Sooner or later, we all face the question of the relevancy of religion in our life. Whether we have been raised in a religiously oriented culture, or a secularist or atheistic atmosphere, we ask ourselves about religion. We wonder what it is, why it is, whether it is necessary, whether it is really for us. And eventually, we all take a stance concerning religion.

Why is this so?

Perhaps the first reason is sociological. People experience religion around them, see it in action, and wonder why it is part of hum experience. Depending upon their personal experience, they have a favorable or unfavorable impression. They decide that religion is for them, or they decide that it is not for them. They live their lives accordingly.

The second reason seems to be experiential. People who have been brought up in a particular religion wonder about it. They ask what it really means, where it came form, why they belong to this religious community rather than that, how their religion compares with others, whether it is "true," and whether they should seek another or abandon the practice of any religion.

Another reason that people wonder about religion in their lives might be called "influential." They see many people who practice no religion, experience a disdain for religion in certain segments of society, are unable to answer serious religious questions, and begin to wonder if religion is really a psychological crutch, the figment of someone's imagination, an invention, a racket or a superstition left over from "unenlightened" days. They are influenced in their thinking by the predominant view concerning religion held by those who have the greatest impact on their lives.

But perhaps the most important reason that people ask themselves about religion and its role in their own lives is that thoughtful people wonder about the meaning of life. They search for answers to questions about life that go beyond the immediately obvious, the tangible, the measurable, the observable, the scientific. They are searching for answers to the mysteries of life: where did it come from, where is it going, what is its purpose? For them as we shall see, religion provides answers.


However much people may differ from each other in time or place, they share a fundamental need to lead a meaningful life and to give expression to what makes life meaningful for them. Their acts may be as different from each other as night and day. Their beliefs may be at opposite ends of the theological scale. The moral acts sanctioned within one people's way of life may be, in many respects, unacceptable to another people. Whatever the variations, however, at the core of it all, at the center of people's religious sense, there lies encounter with Mystery.

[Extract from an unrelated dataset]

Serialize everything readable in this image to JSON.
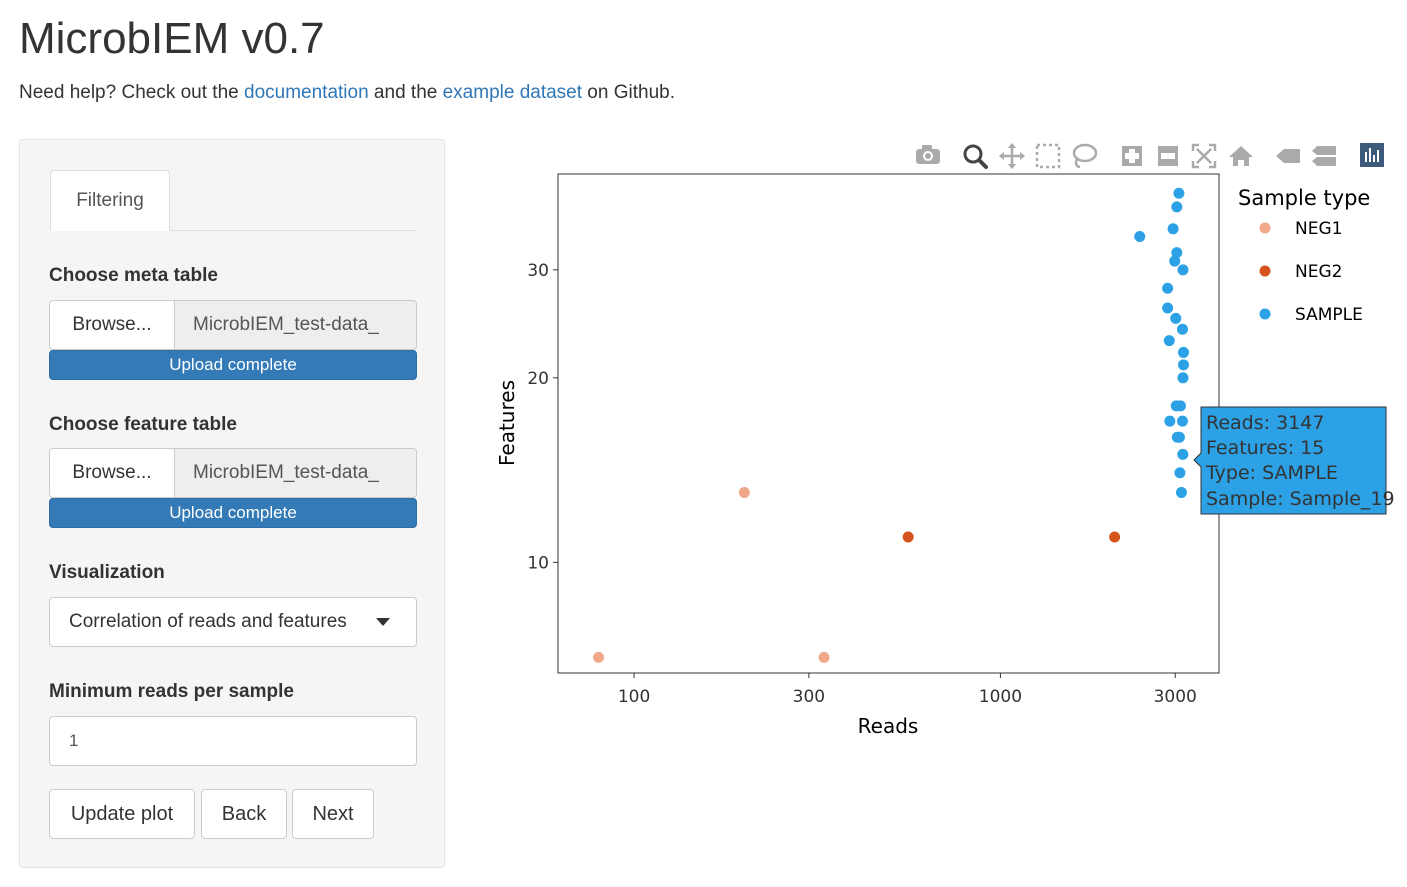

The Mystery of Life confronts people at various times in their lives. When they experience the power, the beauty, or the magnitude of the universe, they wonder where it came from, what its purpose is, what it means, and where it is going. When they read about Unidentified Flying Objects, they ask: are they real? where are they from? how do they travel? are the creatures in them super or sub-human? how do they subsist or exist? ;how are they related to earth's creatures? When a man and woman experience the joy of true love, they wonder about its source, its meaning, its purpose, and its uniqueness. When a husband and wife experience the mystery of pregnancy and the wonder of birth, they ask themselves what shaped this tiny form, what force created this miracle, what life is expressed in this helpless baby. But the Mystery of Life confronts people most of all when they are in the presence of death. For most people, death is the a great mystery: the unexpected, the unknown, the point where Mystery is master. Death raises the ultimate question: "What is Life? and that question demands an answer.


In responding to life’s mysteries, people in various places at various times have formulated different answers. But, whatever the answer, it was resolved in response to a decisive question: Where did life come from?

Some have found their explanation in many gods (many Personal Forces) at war with each other - or, at best, in a constant balance of power situation. Others have rooted the universe in One God, but they differ in whether they consider this One god a Person or an Impersonal Force. Some have found their answer in no-God; they explain life in terms of the harmonious unfolding of material possibilities into more complex forms with greater possibilities (leaving the question of the origin of the possibilities unanswered). They conclude that, since the existence of God cannot be "proved" f(that is, with scientific, measurable data), there is no God. And in their attempts to picture people'[s place and role in the universe, some have limited people's destiny to what they can contribute to the world o this side of the grave. Some have sensed that there is more to people than one lifetime can contain have variously expressed this vision in a hope for reincarnation f(many earthly lives), or in one or another form of existence in some kind of eternal life. Still others have preached that people's role and place in life is meaningless -- a tragic mistake, a trick of fate, a barbarous cruelty form which people are delivered by a merciful death.

Whatever the answer, however, it is a response to Mystery. It is a response to the search for an answer to the Mystery of Life. This response is what we call religion.